China accuses US of 'bullying' with new 'illegal' sanctions
BEIJING (AP) — China on Monday accused the U.S. of “outright bullying and double standards” in leveling what it called “illegal” sanctions on Chinese companies as part of U.S. actions against Russia’s Wagner Group and related companies and individuals.
The entities were targeted for their role in the war in Ukraine and mercenary activities, including human rights abuses, in Africa.
The sanctions “have no basis in international law or authorization from the Security Council, and are typical illegal unilateral sanctions and long-arm jurisdiction,” Foreign Ministry spokesperson Mao Ning said at a daily briefing.
The punitive measures were “seriously harming China’s interests” and China “strongly rejects and deplores that and has lodged solemn complaints with the U.S. side,” Mao said.
“While the U.S. has intensified its efforts to send weapons to one of the parties to the conflict, resulting in an endless war, it has frequently spread false information about China’s supply of weapons to Russia, taking the opportunity to sanction Chinese companies for no reason," she said. “This is outright bullying and double standards."
The Treasury and State departments announced the moves in coordinated statements that targeted dozens of Wagner Group affiliates, including some in the Central African Republic and the United Arab Emirates, as well as the president of Russia’s Kalashnikov Concern, the original manufacturer of the AK-47 assault rifle.

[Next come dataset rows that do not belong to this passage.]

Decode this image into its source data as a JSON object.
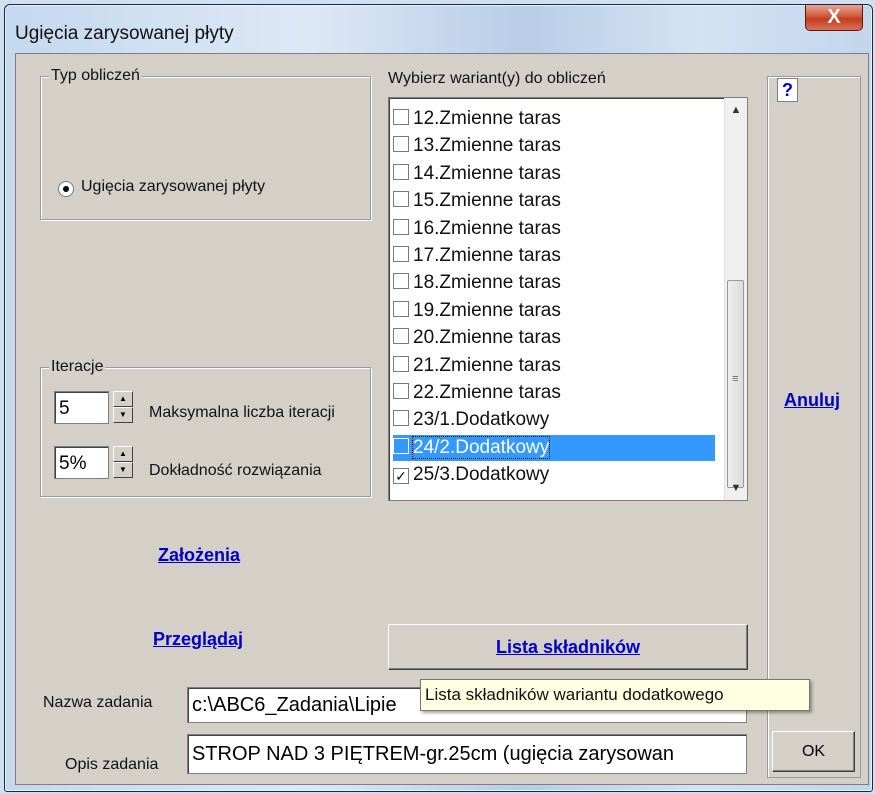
{
  "window": {
    "title": "Ugięcia zarysowanej płyty",
    "close_glyph": "X"
  },
  "calc_type": {
    "label": "Typ obliczeń",
    "option": "Ugięcia zarysowanej płyty"
  },
  "iteration": {
    "label": "Iteracje",
    "max_value": "5",
    "max_label": "Maksymalna liczba iteracji",
    "accuracy_value": "5%",
    "accuracy_label": "Dokładność rozwiązania"
  },
  "variants": {
    "label": "Wybierz wariant(y) do obliczeń",
    "items": [
      {
        "label": "12.Zmienne taras",
        "checked": false
      },
      {
        "label": "13.Zmienne taras",
        "checked": false
      },
      {
        "label": "14.Zmienne taras",
        "checked": false
      },
      {
        "label": "15.Zmienne taras",
        "checked": false
      },
      {
        "label": "16.Zmienne taras",
        "checked": false
      },
      {
        "label": "17.Zmienne taras",
        "checked": false
      },
      {
        "label": "18.Zmienne taras",
        "checked": false
      },
      {
        "label": "19.Zmienne taras",
        "checked": false
      },
      {
        "label": "20.Zmienne taras",
        "checked": false
      },
      {
        "label": "21.Zmienne taras",
        "checked": false
      },
      {
        "label": "22.Zmienne taras",
        "checked": false
      },
      {
        "label": "23/1.Dodatkowy",
        "checked": false
      },
      {
        "label": "24/2.Dodatkowy",
        "checked": false,
        "selected": true
      },
      {
        "label": "25/3.Dodatkowy",
        "checked": true
      }
    ]
  },
  "links": {
    "assumptions": "Założenia",
    "browse": "Przeglądaj",
    "cancel": "Anuluj"
  },
  "buttons": {
    "components": "Lista składników",
    "ok": "OK",
    "help": "?"
  },
  "task": {
    "name_label": "Nazwa zadania",
    "name_value": "c:\\ABC6_Zadania\\Lipie",
    "desc_label": "Opis zadania",
    "desc_value": "STROP NAD 3 PIĘTREM-gr.25cm (ugięcia zarysowan"
  },
  "tooltip": "Lista składników wariantu dodatkowego",
  "colors": {
    "selection": "#3399ff",
    "link": "#0000cc",
    "dialog_bg": "#d4d0c8"
  }
}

Wagner, a private Russian military company, has been involved in heavy fighting in the east of Ukraine.
The sanctions also hit the Chinese company Changsha Tianyi Space Science and Technology Research Institute Co. Ltd., also known as Spacety China, which has supplied Wagner Group affiliates with satellite imagery of Ukraine that support Wagner’s military operations there. A Luxembourg-based subsidiary of Spacety China was also targeted.